**WORK ORDER**
Below are some entries; reproduce them exactly and leave every picture out.

**DATA TO EXAMINE**
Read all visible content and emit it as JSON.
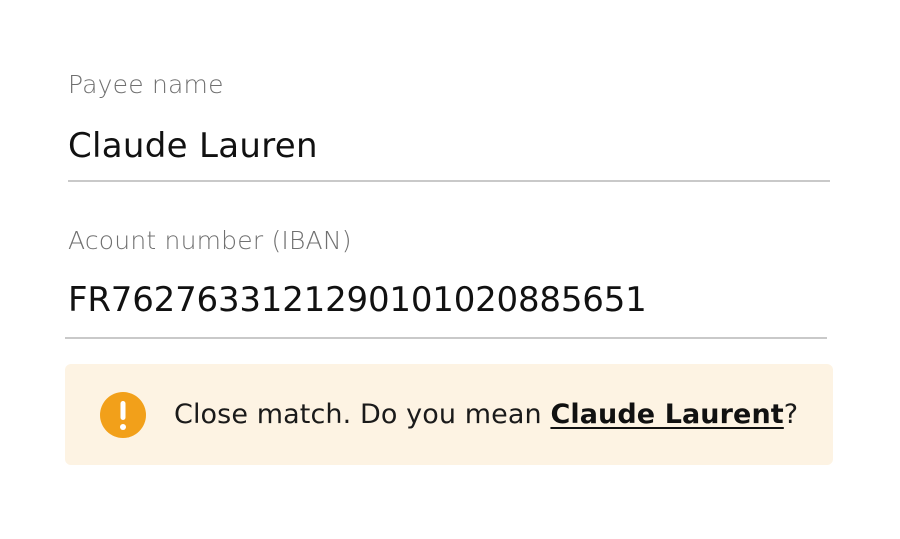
{
  "payee": {
    "label": "Payee name",
    "value": "Claude Lauren"
  },
  "account": {
    "label": "Acount number (IBAN)",
    "value": "FR7627633121290101020885651"
  },
  "alert": {
    "icon": "exclamation-icon",
    "icon_color": "#f2a01a",
    "background_color": "#fdf3e3",
    "message": "Close match. Do you mean ",
    "suggestion": "Claude Laurent",
    "suffix": "?"
  }
}
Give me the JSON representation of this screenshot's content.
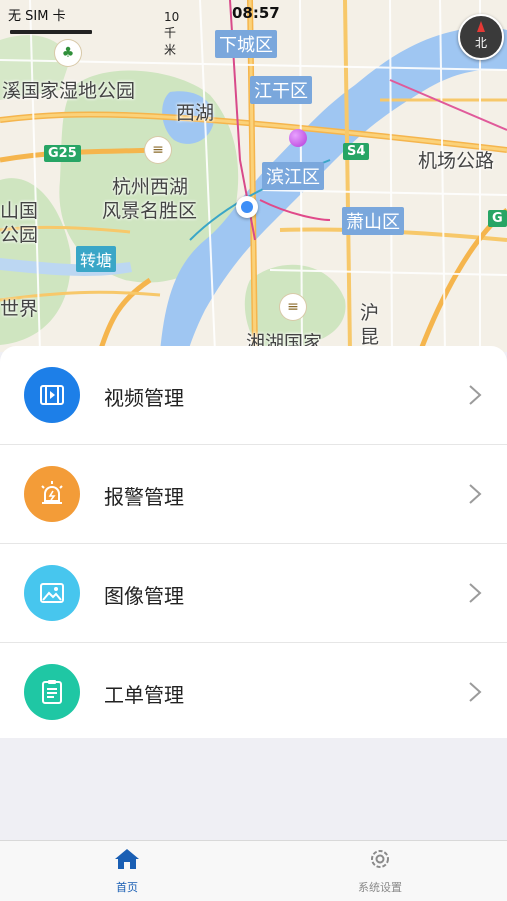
{
  "status": {
    "carrier": "无 SIM 卡",
    "time": "08:57"
  },
  "map": {
    "scale_label": "10 千米",
    "compass_label": "北",
    "labels": {
      "wetland": "溪国家湿地公园",
      "west_lake": "西湖",
      "scenic_1": "杭州西湖",
      "scenic_2": "风景名胜区",
      "shan": "山国",
      "gongyuan": "公园",
      "world": "世界",
      "xianghu": "湘湖国家",
      "hu": "沪",
      "kun": "昆",
      "airport_road": "机场公路"
    },
    "districts": {
      "xiacheng": "下城区",
      "jianggan": "江干区",
      "binjiang": "滨江区",
      "xiaoshan": "萧山区"
    },
    "roads": {
      "g25": "G25",
      "s4": "S4",
      "g_right": "G"
    },
    "metro": {
      "zhuantang": "转塘"
    }
  },
  "menu": {
    "items": [
      {
        "label": "视频管理",
        "icon": "video-icon",
        "color": "#1d7fe8"
      },
      {
        "label": "报警管理",
        "icon": "alarm-icon",
        "color": "#f39c38"
      },
      {
        "label": "图像管理",
        "icon": "image-icon",
        "color": "#47c6ee"
      },
      {
        "label": "工单管理",
        "icon": "clipboard-icon",
        "color": "#1fc7a4"
      }
    ]
  },
  "tabbar": {
    "home": {
      "label": "首页",
      "icon": "home-icon",
      "color": "#1a5fb4"
    },
    "settings": {
      "label": "系统设置",
      "icon": "gear-icon",
      "color": "#8a8a8a"
    }
  }
}
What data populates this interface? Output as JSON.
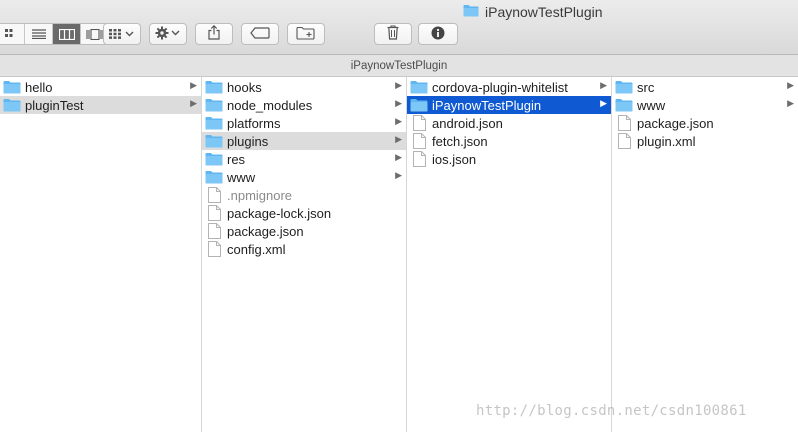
{
  "window": {
    "title": "iPaynowTestPlugin"
  },
  "pathbar": {
    "text": "iPaynowTestPlugin"
  },
  "icons": {
    "view_icons": "icon-view-icon",
    "view_list": "list-view-icon",
    "view_columns": "column-view-icon",
    "view_gallery": "gallery-view-icon",
    "group": "group-icon",
    "action": "gear-icon",
    "share": "share-icon",
    "tags": "tag-icon",
    "new_folder": "new-folder-icon",
    "trash": "trash-icon",
    "info": "info-icon"
  },
  "colors": {
    "folder": "#5fb6f0",
    "selection": "#0f59d3",
    "selection_inactive": "#dcdcdc"
  },
  "columns": [
    {
      "items": [
        {
          "name": "hello",
          "type": "folder",
          "arrow": true,
          "state": ""
        },
        {
          "name": "pluginTest",
          "type": "folder",
          "arrow": true,
          "state": "gray"
        }
      ]
    },
    {
      "items": [
        {
          "name": "hooks",
          "type": "folder",
          "arrow": true,
          "state": ""
        },
        {
          "name": "node_modules",
          "type": "folder",
          "arrow": true,
          "state": ""
        },
        {
          "name": "platforms",
          "type": "folder",
          "arrow": true,
          "state": ""
        },
        {
          "name": "plugins",
          "type": "folder",
          "arrow": true,
          "state": "gray"
        },
        {
          "name": "res",
          "type": "folder",
          "arrow": true,
          "state": ""
        },
        {
          "name": "www",
          "type": "folder",
          "arrow": true,
          "state": ""
        },
        {
          "name": ".npmignore",
          "type": "file",
          "arrow": false,
          "state": "",
          "dim": true
        },
        {
          "name": "package-lock.json",
          "type": "file",
          "arrow": false,
          "state": ""
        },
        {
          "name": "package.json",
          "type": "file",
          "arrow": false,
          "state": ""
        },
        {
          "name": "config.xml",
          "type": "file",
          "arrow": false,
          "state": ""
        }
      ]
    },
    {
      "items": [
        {
          "name": "cordova-plugin-whitelist",
          "type": "folder",
          "arrow": true,
          "state": ""
        },
        {
          "name": "iPaynowTestPlugin",
          "type": "folder",
          "arrow": true,
          "state": "blue"
        },
        {
          "name": "android.json",
          "type": "file",
          "arrow": false,
          "state": ""
        },
        {
          "name": "fetch.json",
          "type": "file",
          "arrow": false,
          "state": ""
        },
        {
          "name": "ios.json",
          "type": "file",
          "arrow": false,
          "state": ""
        }
      ]
    },
    {
      "items": [
        {
          "name": "src",
          "type": "folder",
          "arrow": true,
          "state": ""
        },
        {
          "name": "www",
          "type": "folder",
          "arrow": true,
          "state": ""
        },
        {
          "name": "package.json",
          "type": "file",
          "arrow": false,
          "state": ""
        },
        {
          "name": "plugin.xml",
          "type": "file",
          "arrow": false,
          "state": ""
        }
      ]
    }
  ],
  "watermark": "http://blog.csdn.net/csdn100861"
}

**SOLVED PROBLEM**
Read all visible content and emit it as JSON.
{
  "payee": {
    "label": "Payee name",
    "value": "Claude Lauren"
  },
  "account": {
    "label": "Acount number (IBAN)",
    "value": "FR7627633121290101020885651"
  },
  "alert": {
    "icon": "exclamation-icon",
    "icon_color": "#f2a01a",
    "background_color": "#fdf3e3",
    "message": "Close match. Do you mean ",
    "suggestion": "Claude Laurent",
    "suffix": "?"
  }
}
Give me the JSON representation of this screenshot's content.
{
  "status": {
    "carrier": "无 SIM 卡",
    "time": "08:57"
  },
  "map": {
    "scale_label": "10 千米",
    "compass_label": "北",
    "labels": {
      "wetland": "溪国家湿地公园",
      "west_lake": "西湖",
      "scenic_1": "杭州西湖",
      "scenic_2": "风景名胜区",
      "shan": "山国",
      "gongyuan": "公园",
      "world": "世界",
      "xianghu": "湘湖国家",
      "hu": "沪",
      "kun": "昆",
      "airport_road": "机场公路"
    },
    "districts": {
      "xiacheng": "下城区",
      "jianggan": "江干区",
      "binjiang": "滨江区",
      "xiaoshan": "萧山区"
    },
    "roads": {
      "g25": "G25",
      "s4": "S4",
      "g_right": "G"
    },
    "metro": {
      "zhuantang": "转塘"
    }
  },
  "menu": {
    "items": [
      {
        "label": "视频管理",
        "icon": "video-icon",
        "color": "#1d7fe8"
      },
      {
        "label": "报警管理",
        "icon": "alarm-icon",
        "color": "#f39c38"
      },
      {
        "label": "图像管理",
        "icon": "image-icon",
        "color": "#47c6ee"
      },
      {
        "label": "工单管理",
        "icon": "clipboard-icon",
        "color": "#1fc7a4"
      }
    ]
  },
  "tabbar": {
    "home": {
      "label": "首页",
      "icon": "home-icon",
      "color": "#1a5fb4"
    },
    "settings": {
      "label": "系统设置",
      "icon": "gear-icon",
      "color": "#8a8a8a"
    }
  }
}
What data populates this interface? Output as JSON.
{
  "window": {
    "title": "iPaynowTestPlugin"
  },
  "pathbar": {
    "text": "iPaynowTestPlugin"
  },
  "icons": {
    "view_icons": "icon-view-icon",
    "view_list": "list-view-icon",
    "view_columns": "column-view-icon",
    "view_gallery": "gallery-view-icon",
    "group": "group-icon",
    "action": "gear-icon",
    "share": "share-icon",
    "tags": "tag-icon",
    "new_folder": "new-folder-icon",
    "trash": "trash-icon",
    "info": "info-icon"
  },
  "colors": {
    "folder": "#5fb6f0",
    "selection": "#0f59d3",
    "selection_inactive": "#dcdcdc"
  },
  "columns": [
    {
      "items": [
        {
          "name": "hello",
          "type": "folder",
          "arrow": true,
          "state": ""
        },
        {
          "name": "pluginTest",
          "type": "folder",
          "arrow": true,
          "state": "gray"
        }
      ]
    },
    {
      "items": [
        {
          "name": "hooks",
          "type": "folder",
          "arrow": true,
          "state": ""
        },
        {
          "name": "node_modules",
          "type": "folder",
          "arrow": true,
          "state": ""
        },
        {
          "name": "platforms",
          "type": "folder",
          "arrow": true,
          "state": ""
        },
        {
          "name": "plugins",
          "type": "folder",
          "arrow": true,
          "state": "gray"
        },
        {
          "name": "res",
          "type": "folder",
          "arrow": true,
          "state": ""
        },
        {
          "name": "www",
          "type": "folder",
          "arrow": true,
          "state": ""
        },
        {
          "name": ".npmignore",
          "type": "file",
          "arrow": false,
          "state": "",
          "dim": true
        },
        {
          "name": "package-lock.json",
          "type": "file",
          "arrow": false,
          "state": ""
        },
        {
          "name": "package.json",
          "type": "file",
          "arrow": false,
          "state": ""
        },
        {
          "name": "config.xml",
          "type": "file",
          "arrow": false,
          "state": ""
        }
      ]
    },
    {
      "items": [
        {
          "name": "cordova-plugin-whitelist",
          "type": "folder",
          "arrow": true,
          "state": ""
        },
        {
          "name": "iPaynowTestPlugin",
          "type": "folder",
          "arrow": true,
          "state": "blue"
        },
        {
          "name": "android.json",
          "type": "file",
          "arrow": false,
          "state": ""
        },
        {
          "name": "fetch.json",
          "type": "file",
          "arrow": false,
          "state": ""
        },
        {
          "name": "ios.json",
          "type": "file",
          "arrow": false,
          "state": ""
        }
      ]
    },
    {
      "items": [
        {
          "name": "src",
          "type": "folder",
          "arrow": true,
          "state": ""
        },
        {
          "name": "www",
          "type": "folder",
          "arrow": true,
          "state": ""
        },
        {
          "name": "package.json",
          "type": "file",
          "arrow": false,
          "state": ""
        },
        {
          "name": "plugin.xml",
          "type": "file",
          "arrow": false,
          "state": ""
        }
      ]
    }
  ],
  "watermark": "http://blog.csdn.net/csdn100861"
}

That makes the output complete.